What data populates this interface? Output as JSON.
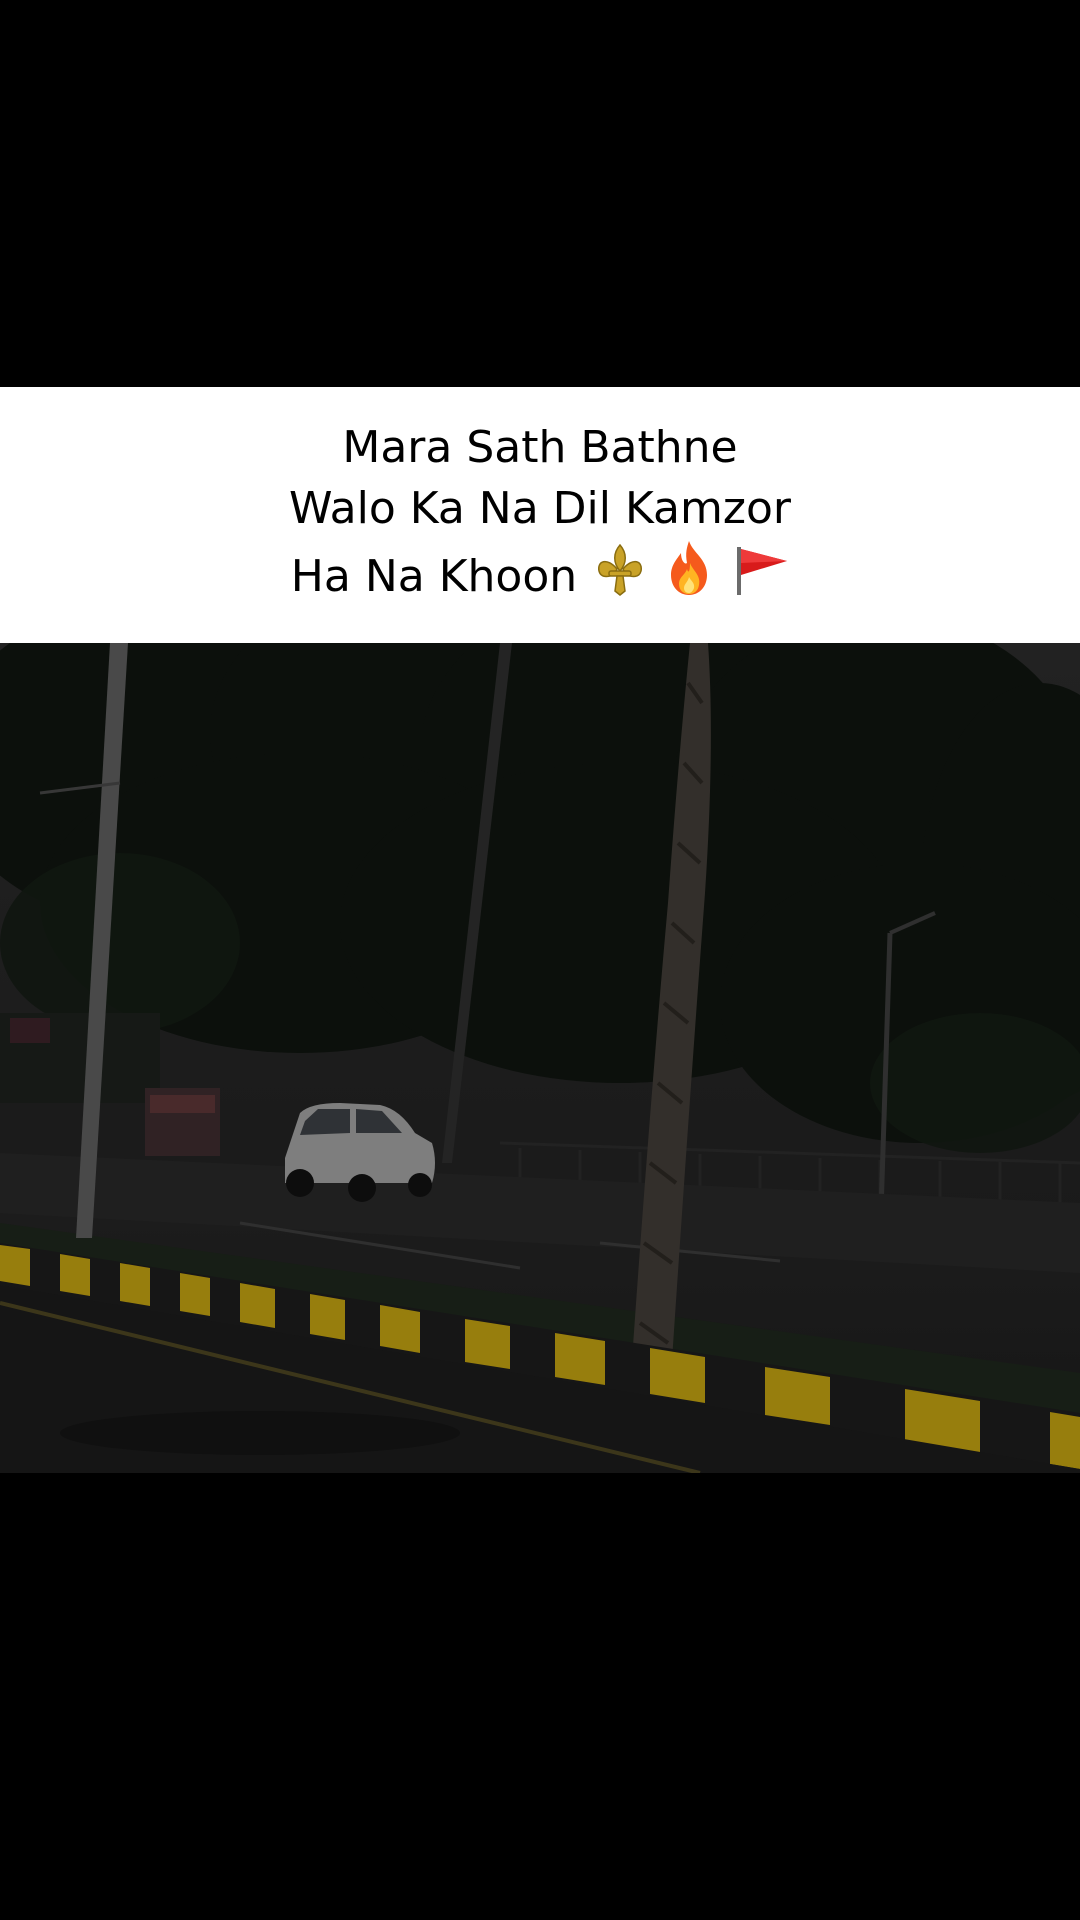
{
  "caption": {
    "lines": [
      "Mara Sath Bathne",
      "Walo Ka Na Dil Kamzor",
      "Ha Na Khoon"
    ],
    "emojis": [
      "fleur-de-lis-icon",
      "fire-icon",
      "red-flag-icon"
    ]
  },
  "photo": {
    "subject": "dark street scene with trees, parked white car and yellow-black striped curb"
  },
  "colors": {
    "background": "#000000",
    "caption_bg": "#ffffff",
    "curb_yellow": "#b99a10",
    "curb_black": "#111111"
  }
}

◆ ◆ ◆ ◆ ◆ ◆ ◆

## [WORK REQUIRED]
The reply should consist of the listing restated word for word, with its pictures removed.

## [PROBLEM SOLUTION]
What data populates this interface? Output as JSON.
{
  "caption": {
    "lines": [
      "Mara Sath Bathne",
      "Walo Ka Na Dil Kamzor",
      "Ha Na Khoon"
    ],
    "emojis": [
      "fleur-de-lis-icon",
      "fire-icon",
      "red-flag-icon"
    ]
  },
  "photo": {
    "subject": "dark street scene with trees, parked white car and yellow-black striped curb"
  },
  "colors": {
    "background": "#000000",
    "caption_bg": "#ffffff",
    "curb_yellow": "#b99a10",
    "curb_black": "#111111"
  }
}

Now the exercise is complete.